── Input material ──
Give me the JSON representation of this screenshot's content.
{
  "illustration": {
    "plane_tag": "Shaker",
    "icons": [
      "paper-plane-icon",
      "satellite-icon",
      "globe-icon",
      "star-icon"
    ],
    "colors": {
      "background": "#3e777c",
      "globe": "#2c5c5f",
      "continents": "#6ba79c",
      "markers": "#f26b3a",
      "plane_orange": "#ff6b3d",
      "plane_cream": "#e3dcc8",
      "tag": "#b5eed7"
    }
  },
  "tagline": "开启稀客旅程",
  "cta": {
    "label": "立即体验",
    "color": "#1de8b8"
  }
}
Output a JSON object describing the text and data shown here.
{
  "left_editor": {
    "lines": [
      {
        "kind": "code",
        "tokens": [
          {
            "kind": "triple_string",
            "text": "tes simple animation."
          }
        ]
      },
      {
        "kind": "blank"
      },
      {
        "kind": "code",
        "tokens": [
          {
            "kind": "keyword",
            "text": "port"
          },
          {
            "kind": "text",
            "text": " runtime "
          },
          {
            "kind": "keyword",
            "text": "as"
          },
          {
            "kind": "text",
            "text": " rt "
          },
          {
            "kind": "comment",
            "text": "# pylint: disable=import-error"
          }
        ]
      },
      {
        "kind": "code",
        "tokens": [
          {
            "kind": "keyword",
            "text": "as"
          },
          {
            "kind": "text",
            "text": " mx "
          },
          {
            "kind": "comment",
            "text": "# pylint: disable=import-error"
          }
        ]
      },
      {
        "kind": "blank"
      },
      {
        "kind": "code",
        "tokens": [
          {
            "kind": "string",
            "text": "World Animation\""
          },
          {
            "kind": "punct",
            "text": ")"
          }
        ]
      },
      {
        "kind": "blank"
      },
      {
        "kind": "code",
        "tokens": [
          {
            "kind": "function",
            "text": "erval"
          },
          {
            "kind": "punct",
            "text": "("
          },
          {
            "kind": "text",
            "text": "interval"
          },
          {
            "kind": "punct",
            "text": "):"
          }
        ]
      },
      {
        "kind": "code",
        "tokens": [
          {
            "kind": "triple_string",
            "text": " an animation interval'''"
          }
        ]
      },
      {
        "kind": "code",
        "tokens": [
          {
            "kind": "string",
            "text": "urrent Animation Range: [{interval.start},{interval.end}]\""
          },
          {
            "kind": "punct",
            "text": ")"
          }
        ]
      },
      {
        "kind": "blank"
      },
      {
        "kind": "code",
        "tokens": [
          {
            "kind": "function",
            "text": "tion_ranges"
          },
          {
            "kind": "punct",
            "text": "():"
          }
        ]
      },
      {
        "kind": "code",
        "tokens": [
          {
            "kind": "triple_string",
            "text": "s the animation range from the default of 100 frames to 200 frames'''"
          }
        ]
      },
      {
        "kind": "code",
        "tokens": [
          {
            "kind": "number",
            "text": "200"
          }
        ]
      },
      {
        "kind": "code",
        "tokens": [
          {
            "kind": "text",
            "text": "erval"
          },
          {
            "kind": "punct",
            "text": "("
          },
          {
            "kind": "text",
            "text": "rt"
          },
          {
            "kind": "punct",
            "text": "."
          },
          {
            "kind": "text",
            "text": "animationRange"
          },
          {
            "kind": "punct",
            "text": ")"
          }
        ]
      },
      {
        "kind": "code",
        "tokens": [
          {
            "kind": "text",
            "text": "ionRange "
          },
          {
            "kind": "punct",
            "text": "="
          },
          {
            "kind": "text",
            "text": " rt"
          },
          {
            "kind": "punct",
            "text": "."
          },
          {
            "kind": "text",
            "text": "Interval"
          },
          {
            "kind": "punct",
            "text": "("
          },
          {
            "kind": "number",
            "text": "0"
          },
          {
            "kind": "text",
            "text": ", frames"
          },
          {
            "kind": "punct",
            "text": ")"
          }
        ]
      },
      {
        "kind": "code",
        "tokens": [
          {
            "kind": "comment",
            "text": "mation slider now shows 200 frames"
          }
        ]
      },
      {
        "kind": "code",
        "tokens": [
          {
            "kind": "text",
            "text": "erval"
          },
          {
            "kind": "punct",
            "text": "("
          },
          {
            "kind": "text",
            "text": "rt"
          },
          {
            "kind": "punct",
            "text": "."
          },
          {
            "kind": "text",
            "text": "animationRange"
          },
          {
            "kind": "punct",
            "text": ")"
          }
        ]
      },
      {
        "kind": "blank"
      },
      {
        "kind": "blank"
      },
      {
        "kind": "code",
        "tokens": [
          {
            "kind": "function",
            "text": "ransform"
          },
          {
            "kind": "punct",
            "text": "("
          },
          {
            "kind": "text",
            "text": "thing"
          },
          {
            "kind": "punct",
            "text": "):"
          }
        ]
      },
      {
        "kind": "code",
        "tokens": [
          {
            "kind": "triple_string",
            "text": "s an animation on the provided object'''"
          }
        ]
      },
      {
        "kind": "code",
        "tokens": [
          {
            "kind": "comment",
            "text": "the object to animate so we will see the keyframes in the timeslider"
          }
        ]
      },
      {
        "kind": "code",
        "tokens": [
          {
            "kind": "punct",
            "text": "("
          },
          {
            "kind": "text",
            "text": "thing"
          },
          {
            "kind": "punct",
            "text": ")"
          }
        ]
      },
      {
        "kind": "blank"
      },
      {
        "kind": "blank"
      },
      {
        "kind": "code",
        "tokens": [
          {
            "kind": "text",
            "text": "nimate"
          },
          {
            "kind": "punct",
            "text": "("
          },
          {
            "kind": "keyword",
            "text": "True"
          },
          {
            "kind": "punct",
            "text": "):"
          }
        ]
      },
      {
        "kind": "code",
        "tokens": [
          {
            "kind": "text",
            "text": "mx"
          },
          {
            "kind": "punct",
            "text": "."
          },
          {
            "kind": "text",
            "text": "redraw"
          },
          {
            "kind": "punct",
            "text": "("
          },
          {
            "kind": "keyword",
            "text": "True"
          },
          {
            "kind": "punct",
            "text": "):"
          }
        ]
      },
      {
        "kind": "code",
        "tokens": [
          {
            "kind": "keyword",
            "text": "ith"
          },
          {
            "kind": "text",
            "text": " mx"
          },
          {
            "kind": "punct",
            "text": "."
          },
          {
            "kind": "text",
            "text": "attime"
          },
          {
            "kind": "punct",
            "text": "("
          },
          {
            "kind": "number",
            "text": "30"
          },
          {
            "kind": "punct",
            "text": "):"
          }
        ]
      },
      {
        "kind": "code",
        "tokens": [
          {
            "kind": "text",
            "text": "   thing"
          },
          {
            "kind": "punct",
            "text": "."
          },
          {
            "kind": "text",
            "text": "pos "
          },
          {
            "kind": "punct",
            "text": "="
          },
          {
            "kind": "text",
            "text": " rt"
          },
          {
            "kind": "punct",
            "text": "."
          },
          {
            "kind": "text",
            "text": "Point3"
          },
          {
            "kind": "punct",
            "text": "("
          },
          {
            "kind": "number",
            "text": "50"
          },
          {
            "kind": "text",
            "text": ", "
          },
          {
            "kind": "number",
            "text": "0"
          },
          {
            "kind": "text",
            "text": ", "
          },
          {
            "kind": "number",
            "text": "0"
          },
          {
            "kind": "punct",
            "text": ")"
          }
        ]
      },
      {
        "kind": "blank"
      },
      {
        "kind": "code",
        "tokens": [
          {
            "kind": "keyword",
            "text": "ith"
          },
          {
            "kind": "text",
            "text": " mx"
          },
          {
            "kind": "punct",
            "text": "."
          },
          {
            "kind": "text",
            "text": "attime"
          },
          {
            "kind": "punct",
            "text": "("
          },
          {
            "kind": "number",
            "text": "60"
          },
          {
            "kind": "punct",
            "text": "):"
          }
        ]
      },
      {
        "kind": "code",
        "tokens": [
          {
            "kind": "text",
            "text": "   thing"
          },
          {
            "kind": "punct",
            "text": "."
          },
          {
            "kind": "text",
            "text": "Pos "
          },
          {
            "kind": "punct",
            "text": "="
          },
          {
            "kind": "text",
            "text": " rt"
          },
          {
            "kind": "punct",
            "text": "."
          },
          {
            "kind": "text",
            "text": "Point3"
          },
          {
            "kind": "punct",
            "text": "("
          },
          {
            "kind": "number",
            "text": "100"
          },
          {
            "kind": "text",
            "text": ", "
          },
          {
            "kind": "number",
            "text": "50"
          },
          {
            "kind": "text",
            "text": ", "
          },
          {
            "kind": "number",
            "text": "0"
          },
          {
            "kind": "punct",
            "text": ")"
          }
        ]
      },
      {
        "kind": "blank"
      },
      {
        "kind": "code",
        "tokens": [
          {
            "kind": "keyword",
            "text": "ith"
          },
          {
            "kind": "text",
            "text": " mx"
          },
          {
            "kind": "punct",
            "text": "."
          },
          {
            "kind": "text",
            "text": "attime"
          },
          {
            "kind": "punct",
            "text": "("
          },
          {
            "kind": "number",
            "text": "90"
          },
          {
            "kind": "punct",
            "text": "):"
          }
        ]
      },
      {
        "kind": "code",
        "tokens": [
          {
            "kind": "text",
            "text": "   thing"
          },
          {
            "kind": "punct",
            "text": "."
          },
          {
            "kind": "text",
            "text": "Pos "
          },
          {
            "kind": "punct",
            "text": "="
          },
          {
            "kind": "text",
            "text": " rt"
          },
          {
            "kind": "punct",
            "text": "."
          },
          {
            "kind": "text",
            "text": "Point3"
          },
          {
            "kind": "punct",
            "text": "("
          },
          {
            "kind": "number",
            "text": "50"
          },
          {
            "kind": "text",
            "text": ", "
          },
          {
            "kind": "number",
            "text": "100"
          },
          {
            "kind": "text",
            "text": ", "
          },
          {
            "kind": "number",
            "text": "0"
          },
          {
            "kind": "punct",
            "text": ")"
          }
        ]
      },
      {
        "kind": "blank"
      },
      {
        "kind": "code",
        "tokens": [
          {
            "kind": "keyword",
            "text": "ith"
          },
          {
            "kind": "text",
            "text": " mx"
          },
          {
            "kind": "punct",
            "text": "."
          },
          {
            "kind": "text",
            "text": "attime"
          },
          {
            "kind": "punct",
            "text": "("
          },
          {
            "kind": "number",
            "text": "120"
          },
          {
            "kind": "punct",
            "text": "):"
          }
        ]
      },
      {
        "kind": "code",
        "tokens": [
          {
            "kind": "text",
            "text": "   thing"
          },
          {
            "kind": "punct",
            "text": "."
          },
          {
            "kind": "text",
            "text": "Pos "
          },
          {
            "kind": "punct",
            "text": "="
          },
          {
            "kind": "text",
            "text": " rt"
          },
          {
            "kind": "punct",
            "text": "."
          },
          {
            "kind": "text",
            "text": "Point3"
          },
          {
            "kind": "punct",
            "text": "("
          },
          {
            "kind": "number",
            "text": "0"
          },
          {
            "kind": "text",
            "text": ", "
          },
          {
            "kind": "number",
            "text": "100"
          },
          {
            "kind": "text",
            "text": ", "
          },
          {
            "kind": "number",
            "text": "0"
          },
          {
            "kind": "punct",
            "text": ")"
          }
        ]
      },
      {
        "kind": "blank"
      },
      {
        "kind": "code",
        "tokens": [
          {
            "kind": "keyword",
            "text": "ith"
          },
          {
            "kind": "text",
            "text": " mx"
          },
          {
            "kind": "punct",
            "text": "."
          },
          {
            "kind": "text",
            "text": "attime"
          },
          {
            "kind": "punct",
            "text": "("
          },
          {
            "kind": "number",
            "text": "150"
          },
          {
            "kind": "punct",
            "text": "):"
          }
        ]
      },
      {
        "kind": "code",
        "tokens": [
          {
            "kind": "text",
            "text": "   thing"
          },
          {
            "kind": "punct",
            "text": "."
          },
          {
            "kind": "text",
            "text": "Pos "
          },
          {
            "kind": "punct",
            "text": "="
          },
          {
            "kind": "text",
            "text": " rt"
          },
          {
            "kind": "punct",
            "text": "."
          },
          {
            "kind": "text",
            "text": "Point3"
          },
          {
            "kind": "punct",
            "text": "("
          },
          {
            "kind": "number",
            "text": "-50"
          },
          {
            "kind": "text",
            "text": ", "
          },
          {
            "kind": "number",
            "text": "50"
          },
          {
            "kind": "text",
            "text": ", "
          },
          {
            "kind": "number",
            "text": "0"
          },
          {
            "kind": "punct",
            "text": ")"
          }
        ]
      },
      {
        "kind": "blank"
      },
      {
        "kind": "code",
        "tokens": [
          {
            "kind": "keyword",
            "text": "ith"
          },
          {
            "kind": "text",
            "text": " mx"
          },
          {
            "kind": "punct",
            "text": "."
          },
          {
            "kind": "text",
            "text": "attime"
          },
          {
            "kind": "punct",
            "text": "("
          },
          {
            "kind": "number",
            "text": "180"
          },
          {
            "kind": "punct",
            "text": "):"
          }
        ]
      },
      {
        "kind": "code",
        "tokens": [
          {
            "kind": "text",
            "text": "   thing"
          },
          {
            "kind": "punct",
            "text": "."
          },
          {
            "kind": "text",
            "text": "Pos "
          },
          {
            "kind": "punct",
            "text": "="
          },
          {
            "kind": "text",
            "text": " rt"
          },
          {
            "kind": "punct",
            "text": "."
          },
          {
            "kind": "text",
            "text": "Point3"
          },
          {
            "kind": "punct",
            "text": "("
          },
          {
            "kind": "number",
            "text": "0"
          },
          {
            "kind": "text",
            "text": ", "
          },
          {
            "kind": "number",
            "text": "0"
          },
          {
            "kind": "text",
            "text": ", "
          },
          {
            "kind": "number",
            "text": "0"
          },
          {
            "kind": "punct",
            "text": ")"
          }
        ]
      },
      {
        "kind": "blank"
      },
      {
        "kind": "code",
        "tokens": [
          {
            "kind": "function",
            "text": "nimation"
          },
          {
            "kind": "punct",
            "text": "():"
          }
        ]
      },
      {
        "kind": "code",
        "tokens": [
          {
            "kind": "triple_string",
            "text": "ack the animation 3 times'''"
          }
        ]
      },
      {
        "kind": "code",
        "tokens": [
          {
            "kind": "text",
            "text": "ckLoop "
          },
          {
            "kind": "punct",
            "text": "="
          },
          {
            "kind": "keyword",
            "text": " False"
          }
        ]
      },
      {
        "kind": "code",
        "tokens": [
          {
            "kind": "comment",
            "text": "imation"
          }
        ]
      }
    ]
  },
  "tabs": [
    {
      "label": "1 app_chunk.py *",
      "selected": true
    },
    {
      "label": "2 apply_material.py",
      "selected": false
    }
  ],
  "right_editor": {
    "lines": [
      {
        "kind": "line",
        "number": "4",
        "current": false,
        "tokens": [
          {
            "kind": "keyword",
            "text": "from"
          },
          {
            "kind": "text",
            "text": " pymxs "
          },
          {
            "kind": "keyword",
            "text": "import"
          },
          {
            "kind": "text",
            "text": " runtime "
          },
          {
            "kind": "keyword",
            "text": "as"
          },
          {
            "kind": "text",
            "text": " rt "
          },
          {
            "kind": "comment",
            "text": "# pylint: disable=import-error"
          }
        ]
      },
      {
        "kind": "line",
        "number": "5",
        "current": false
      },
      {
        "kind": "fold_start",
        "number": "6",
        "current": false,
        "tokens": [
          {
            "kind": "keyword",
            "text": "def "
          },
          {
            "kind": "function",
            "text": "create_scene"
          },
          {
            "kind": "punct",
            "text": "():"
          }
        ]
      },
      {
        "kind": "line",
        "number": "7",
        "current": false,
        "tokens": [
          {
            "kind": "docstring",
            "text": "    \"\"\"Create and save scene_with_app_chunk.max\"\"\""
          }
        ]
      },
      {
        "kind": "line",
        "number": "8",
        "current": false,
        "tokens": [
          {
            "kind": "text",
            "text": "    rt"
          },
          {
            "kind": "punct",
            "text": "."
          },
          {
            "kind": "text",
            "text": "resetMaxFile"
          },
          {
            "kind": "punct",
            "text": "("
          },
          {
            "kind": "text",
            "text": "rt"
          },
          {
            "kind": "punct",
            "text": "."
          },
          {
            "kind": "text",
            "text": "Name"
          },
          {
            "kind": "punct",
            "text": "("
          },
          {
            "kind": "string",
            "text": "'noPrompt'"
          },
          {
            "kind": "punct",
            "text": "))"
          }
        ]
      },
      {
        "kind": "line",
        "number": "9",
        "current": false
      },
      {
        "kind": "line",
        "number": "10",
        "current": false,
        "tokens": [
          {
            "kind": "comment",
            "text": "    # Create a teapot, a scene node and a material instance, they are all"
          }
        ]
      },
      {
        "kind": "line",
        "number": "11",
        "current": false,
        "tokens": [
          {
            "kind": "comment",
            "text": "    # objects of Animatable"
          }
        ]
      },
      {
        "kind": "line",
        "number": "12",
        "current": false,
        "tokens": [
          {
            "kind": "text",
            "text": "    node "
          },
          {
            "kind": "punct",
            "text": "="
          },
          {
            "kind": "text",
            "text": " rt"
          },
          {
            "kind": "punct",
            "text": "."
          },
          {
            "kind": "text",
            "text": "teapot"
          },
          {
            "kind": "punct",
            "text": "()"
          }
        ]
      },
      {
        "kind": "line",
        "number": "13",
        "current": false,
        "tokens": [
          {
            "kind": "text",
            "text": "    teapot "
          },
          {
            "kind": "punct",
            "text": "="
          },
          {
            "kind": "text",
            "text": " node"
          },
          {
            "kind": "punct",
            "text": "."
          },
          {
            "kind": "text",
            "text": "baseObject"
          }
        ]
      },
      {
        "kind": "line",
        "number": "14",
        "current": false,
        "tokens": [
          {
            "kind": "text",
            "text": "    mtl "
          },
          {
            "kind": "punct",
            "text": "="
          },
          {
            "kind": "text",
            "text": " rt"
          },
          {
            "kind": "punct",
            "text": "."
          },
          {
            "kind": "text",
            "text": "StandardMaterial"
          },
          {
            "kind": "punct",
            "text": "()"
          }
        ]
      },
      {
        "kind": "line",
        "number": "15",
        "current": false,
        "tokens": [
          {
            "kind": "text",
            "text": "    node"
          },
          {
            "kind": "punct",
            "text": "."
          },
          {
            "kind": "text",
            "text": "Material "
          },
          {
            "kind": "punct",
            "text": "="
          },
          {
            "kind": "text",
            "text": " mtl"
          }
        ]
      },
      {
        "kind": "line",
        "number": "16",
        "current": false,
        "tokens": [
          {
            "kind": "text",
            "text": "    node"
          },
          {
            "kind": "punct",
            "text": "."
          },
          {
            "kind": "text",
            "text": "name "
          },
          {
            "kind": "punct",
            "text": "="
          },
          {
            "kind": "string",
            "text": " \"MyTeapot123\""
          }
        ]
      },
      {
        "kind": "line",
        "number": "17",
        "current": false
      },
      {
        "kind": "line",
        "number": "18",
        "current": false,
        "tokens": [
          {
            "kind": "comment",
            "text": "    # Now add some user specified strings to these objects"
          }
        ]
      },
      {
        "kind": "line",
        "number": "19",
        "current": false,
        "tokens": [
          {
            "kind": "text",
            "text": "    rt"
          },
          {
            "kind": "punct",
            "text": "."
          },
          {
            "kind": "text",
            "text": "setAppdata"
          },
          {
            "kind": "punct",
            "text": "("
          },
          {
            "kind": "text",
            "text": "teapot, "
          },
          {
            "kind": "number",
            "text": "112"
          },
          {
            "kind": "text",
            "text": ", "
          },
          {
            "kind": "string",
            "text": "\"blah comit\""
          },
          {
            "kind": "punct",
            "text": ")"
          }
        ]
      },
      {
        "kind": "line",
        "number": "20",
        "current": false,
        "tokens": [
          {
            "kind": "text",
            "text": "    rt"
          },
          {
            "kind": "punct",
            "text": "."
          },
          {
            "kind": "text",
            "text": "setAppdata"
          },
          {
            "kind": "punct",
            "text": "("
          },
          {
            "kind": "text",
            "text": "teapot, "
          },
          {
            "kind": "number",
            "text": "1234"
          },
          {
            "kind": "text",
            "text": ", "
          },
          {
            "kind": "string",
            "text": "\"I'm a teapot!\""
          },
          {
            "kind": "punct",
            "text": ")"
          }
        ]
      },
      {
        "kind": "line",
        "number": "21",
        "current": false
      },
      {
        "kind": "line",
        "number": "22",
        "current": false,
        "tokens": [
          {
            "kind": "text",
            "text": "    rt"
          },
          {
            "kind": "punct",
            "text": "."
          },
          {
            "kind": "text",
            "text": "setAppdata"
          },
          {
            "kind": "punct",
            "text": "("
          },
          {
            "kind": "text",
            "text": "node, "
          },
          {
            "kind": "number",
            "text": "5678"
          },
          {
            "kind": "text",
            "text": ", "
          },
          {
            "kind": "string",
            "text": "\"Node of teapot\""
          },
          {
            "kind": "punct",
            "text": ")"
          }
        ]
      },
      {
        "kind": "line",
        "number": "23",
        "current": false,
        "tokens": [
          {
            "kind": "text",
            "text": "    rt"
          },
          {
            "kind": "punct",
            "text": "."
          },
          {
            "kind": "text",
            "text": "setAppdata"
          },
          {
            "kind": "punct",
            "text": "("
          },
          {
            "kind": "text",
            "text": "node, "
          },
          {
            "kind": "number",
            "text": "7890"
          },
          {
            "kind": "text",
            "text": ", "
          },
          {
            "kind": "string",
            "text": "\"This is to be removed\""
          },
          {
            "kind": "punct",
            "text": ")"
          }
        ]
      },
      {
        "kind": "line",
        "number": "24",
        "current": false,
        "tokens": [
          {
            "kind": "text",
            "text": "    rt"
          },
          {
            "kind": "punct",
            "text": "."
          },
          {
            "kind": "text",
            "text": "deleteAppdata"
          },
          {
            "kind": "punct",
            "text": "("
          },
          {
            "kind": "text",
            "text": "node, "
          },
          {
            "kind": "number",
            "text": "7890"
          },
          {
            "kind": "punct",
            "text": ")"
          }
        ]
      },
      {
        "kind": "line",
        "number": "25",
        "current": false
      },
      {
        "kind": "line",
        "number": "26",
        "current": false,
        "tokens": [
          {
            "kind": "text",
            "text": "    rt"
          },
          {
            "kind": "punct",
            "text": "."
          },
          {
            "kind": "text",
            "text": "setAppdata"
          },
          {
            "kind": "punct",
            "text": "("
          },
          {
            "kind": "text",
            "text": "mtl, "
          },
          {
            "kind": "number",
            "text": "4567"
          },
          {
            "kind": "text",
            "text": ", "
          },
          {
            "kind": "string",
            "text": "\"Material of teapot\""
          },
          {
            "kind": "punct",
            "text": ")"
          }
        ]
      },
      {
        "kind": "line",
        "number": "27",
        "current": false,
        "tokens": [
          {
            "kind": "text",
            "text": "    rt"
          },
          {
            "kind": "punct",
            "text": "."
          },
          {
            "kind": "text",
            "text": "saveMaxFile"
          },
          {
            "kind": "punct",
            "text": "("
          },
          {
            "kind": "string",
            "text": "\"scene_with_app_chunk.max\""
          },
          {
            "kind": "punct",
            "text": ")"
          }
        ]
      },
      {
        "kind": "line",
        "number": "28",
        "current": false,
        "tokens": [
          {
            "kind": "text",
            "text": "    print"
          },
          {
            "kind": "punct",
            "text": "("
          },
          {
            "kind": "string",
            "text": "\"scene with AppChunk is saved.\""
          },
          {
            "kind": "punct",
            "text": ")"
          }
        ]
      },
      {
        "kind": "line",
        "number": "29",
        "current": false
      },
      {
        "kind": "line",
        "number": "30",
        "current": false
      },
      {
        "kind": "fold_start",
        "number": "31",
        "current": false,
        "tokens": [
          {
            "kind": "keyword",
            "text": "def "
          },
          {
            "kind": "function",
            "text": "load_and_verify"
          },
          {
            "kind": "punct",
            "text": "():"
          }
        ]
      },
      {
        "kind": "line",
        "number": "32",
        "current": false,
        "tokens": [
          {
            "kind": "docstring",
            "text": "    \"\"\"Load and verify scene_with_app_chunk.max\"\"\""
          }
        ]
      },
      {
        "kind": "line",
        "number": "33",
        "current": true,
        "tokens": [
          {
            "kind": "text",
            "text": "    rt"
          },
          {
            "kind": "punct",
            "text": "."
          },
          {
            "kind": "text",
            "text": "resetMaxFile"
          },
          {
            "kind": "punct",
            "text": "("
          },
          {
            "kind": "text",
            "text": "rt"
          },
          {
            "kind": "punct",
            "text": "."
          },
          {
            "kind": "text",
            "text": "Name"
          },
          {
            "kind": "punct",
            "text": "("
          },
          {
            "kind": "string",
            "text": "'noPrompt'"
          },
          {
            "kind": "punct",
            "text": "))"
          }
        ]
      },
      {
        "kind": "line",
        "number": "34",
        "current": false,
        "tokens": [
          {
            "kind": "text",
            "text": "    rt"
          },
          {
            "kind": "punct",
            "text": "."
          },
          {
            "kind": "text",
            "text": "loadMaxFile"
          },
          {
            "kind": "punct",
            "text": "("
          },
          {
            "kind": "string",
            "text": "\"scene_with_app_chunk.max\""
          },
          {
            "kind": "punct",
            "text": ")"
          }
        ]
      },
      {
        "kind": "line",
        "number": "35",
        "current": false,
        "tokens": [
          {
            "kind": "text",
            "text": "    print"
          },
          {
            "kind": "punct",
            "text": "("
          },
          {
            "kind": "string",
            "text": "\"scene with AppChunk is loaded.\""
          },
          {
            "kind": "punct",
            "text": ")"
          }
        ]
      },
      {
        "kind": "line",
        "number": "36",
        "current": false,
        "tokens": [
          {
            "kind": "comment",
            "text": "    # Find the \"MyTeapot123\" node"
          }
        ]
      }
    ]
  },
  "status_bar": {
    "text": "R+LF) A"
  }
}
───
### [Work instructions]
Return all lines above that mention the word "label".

### [Solution for this problem]
    "label": "立即体验",
      "label": "1 app_chunk.py *",
      "label": "2 apply_material.py",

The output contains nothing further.